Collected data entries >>
= = =
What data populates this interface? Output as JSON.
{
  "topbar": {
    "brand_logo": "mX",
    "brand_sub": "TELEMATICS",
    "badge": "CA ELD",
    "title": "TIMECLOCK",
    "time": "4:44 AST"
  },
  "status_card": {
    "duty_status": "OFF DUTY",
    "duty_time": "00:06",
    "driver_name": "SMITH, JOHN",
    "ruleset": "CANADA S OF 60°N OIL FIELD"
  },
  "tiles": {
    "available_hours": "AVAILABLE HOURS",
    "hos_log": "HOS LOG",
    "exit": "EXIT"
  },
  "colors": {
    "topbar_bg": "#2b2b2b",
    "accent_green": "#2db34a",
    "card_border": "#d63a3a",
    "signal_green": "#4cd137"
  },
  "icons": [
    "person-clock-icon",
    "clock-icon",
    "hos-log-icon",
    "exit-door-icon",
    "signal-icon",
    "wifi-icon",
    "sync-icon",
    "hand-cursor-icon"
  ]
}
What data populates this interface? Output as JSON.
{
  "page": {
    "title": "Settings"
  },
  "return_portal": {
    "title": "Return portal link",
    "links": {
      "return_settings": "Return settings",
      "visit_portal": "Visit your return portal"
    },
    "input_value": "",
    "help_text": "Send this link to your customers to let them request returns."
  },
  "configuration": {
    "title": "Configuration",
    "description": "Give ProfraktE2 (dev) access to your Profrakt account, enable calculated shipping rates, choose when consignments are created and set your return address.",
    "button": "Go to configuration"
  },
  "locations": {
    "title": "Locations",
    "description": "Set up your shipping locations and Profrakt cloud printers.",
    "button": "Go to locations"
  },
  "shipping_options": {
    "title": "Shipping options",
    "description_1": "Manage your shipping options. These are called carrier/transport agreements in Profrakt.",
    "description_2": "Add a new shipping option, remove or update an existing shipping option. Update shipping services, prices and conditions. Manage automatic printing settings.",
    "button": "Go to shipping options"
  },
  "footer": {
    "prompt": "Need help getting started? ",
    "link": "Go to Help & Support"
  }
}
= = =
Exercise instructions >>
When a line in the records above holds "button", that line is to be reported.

Output below >>
    "button": "Go to configuration"
    "button": "Go to locations"
    "button": "Go to shipping options"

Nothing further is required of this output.